This study was designed well and powerful enough to be persuasive. It compared standard guideline-based physio to a combination of that with dry needling in more than a hundred patients. Their sad conclusion: “Dry needling resulted in small improvements in pain only at 1 month post-randomization. There was no effect on disability.”
original abstract†Abstracts here may not perfectly match originals, for a variety of technical and practical reasons. Some abstacts are truncated for my purposes here, if they are particularly long-winded and unhelpful. I occasionally add clarifying notes. And I make some minor corrections.
OBJECTIVES: To determine the added benefit of combining dry needling with a guideline-based physical therapy treatment program consisting of exercise and manual therapy on pain and disability in people with chronic neck pain.
DESIGN: Randomized controlled trial.
METHODS: Participants were randomized to receive either guideline-based physical therapy or guideline-based physical therapy plus dry needling. The primary outcomes, measured at 1 month post-randomization, were: average pain intensity (in the previous 24 hours and in the previous week) measured with a numerical pain rating scale (0-10), and disability measured with the Neck Disability Index (0-100). The secondary outcomes were pain and disability measured at 3 and 6 months, and global perceived effect, quality of sleep, pain catastrophizing, and self-efficacy measured at 1, 3 and 6 months.

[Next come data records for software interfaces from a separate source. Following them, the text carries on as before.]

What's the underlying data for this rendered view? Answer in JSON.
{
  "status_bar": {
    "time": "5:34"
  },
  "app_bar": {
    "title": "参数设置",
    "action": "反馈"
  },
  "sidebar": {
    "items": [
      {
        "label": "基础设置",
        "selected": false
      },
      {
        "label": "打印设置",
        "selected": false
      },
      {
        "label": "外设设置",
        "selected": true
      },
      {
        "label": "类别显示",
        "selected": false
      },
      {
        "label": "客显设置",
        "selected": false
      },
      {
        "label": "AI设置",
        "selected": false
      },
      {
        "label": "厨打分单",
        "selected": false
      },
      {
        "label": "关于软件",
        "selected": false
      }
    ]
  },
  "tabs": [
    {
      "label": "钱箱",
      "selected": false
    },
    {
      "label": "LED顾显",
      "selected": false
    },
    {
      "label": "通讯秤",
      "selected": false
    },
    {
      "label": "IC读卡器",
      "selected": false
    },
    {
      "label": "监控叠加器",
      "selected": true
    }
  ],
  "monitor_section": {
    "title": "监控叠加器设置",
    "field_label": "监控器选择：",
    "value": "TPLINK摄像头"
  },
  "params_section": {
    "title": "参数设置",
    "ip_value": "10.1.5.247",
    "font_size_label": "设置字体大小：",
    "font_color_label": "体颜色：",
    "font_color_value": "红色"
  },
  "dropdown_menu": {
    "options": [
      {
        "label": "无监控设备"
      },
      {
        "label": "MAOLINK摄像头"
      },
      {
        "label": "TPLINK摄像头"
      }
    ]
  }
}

RESULTS: 116 participants were recruited. At one month post-randomization, people who received dry needling plus guideline-based physical therapy had a small reduction in average pain intensity in the previous 24 hours (mean difference: 1.56 points; 95% CI 1.11 to 2.36), and average pain intensity in the previous week (mean difference: 1.49 points; 95% CI 1.02 to 2.21). There was no effect of adding dry needling to guideline-based physical therapy on disability at 1-month post-randomization (mean difference: -2.08 points; 95% CI -1.16 to 5.07). There was no effect for any of the secondary outcomes.
CONCLUSION: When combined with guideline-based physical therapy for neck pain, dry needling resulted in small improvements in pain only at 1 month post-randomization. There was no effect on disability.
These two articles on PainScience.com cite Stieven 2020 as a source:
- Save Yourself from Neck Pain! — A complete guide to chronic neck pain and the disturbing sensation of a “crick”
- Science versus Experience in Musculoskeletal Medicine — The conflict between science and clinical experience and pragmatism in the management of aches, pains, and injuries
This page is part of the PainScience BIBLIOGRAPHY, which contains plain language summaries of thousands of scientific papers & others sources. It’s like a highly specialized blog. A few highlights:
- Effectiveness of customised foot orthoses for Achilles tendinopathy: a randomised controlled trial. Munteanu 2015 Br J Sports Med.
- A Bayesian model-averaged meta-analysis of the power pose effect with informed and default priors: the case of felt power. Gronau 2017 Comprehensive Results in Social Psychology.
- The neck and headaches. Bogduk 2014 Neurol Clin.
- Agreement of self-reported items and clinically assessed nerve root involvement (or sciatica) in a primary care setting. Konstantinou 2012 Eur Spine J.
- Effect of NSAIDs on Recovery From Acute Skeletal Muscle Injury: A Systematic Review and Meta-analysis. Morelli 2017 Am J Sports Med.